(that's not a Disney reference, it just sounds like one)

Is your weakness negotiating a lease? Call a realtor and ask a few questions to clarify,
or pay a paralegal for an hour to review the lease before you sign.
Do you feel out of touch when it comes to social marketing? Ask your employees - 
especially the Gen X and Y crowd, because they GET IT - and hand over the task.
Is your challenge presenting your merchandise in stunning displays THAT SELL?
Well, you know who to ask - and now you know HOW to hire me!

I'm a creative-brain person, and numbers put me in a tailspin. I accept this.
You can't run a business without accounting,
and there's no better resource for that than Quickbooks from Intuit.
It's the software equivalent to being a Mensa society member,
and it's saved my sanity - and TONS of time - for many years.

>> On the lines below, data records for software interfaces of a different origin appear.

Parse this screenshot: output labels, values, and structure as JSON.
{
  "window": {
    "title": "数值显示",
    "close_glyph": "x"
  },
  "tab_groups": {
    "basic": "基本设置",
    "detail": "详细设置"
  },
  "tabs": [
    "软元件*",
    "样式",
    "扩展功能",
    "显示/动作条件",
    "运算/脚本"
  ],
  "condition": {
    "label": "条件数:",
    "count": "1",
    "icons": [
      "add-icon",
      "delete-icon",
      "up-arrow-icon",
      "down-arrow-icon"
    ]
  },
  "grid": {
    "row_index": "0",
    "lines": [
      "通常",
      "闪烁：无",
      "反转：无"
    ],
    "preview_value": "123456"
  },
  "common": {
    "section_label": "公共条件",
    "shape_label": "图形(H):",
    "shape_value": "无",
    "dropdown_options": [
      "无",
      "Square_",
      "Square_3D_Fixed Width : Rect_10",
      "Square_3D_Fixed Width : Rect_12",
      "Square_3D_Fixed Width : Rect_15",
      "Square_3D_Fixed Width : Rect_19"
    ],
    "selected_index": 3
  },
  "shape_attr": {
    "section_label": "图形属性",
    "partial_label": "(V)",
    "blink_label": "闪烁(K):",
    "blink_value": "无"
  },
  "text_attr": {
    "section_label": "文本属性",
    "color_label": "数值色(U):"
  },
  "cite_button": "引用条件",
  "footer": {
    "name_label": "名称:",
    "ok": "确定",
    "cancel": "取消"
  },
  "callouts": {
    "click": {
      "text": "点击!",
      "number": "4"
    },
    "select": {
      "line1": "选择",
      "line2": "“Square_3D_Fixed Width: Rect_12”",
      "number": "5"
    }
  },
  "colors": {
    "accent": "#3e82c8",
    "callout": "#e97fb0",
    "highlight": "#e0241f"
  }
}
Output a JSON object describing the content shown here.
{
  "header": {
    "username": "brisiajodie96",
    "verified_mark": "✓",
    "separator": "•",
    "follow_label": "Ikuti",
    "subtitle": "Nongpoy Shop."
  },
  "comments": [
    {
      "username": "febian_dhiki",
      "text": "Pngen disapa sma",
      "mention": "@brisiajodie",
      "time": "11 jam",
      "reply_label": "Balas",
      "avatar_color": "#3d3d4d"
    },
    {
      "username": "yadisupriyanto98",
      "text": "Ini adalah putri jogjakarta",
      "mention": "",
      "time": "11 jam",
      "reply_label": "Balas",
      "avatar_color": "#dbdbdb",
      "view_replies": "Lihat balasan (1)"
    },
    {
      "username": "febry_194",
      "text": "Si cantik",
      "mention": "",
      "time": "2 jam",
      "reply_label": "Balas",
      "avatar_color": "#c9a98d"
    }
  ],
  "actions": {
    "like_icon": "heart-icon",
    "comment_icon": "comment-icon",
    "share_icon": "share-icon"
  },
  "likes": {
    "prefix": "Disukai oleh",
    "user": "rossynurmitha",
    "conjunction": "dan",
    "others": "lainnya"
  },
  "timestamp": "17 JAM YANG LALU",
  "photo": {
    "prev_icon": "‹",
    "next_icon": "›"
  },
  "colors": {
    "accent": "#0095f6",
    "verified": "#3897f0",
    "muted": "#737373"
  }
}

Disclosure: I've partnered with Intuit to share this information
in return for inclusion of one of my tips in their site's NSBW post.

Update: May 5
I just received the link and graphic from them. Their post published today.
It's the last day of NSBW AND they got my name wrong.
Not thrilled.

Owning your own business is a continual learning experience.

As a matter of fact, self-owned businesses are often referred to as a 'baby', 
and it is indeed a LOT like parenthood: a learn-on-the-job undertaking.
And just like parenthood, it requires that you get advice, 
read all you can and sift through what 'fits', 
understand that it requires sacrifice and sustained effort with little sleep,
taking chances & risks, trusting your gut, and focusing on growth - YOURS included!

Visit the SBA website for helpful tools + information about National Small Business Week

Calling All Vintage Chicks!

Have you ever been to The Farm Chicks show?
Do you WANT to go?!

Click over to The Farm Chicks facebook page and enter to WIN two tickets 
to the show this June 3 & 4!
The show takes place at the Spokane Fairgrounds in Washington state, 
and it's truly jaw-dropping... 

From 2007 to 2011, I was a vendor at this vintage, antique & handmade show.
Farm Chicks is one of the BEST shows of this type in the country, 
featuring hundreds of talented artists, makers, dealers, and 'junkers' 
all gathered in one place, indoors, once a year - with booths like these: 
(the last 3 photos are of my own RETREAT booths at the show)

My very first year as a vendor, I was pretty ambitious
because before the show opened on the first day, I ran around for two hours shooting 
six episodes of a video series for the now-defunct Gift & Home Channel!

In my videos, you'll learn about arranging small spaces for maximum accessibility,
be inspired by creative display tips & tricks, realize how your visual style impacts your brand,
and find out how these shows can be a terrific source for new & unique products for your store.

In my own high-energy, fast-talking, fast-moving style,
I packed a LOT of info into each 5 to 7-minute video, and some amazing women joined me
to share their tips, tricks, secrets, and lessons on camera... you'll learn a lot from them, too!
You can find all six of those videos on my YouTube channel.

I'm heading back to the show as a shopper this June, 
and can't wait to enjoy the atmosphere and experience of being there again.
If you get a chance, GO!!! And if you see me there, say hello!

(and don't forget to enter the ticket giveaway over on The Farm Chicks facebook page! )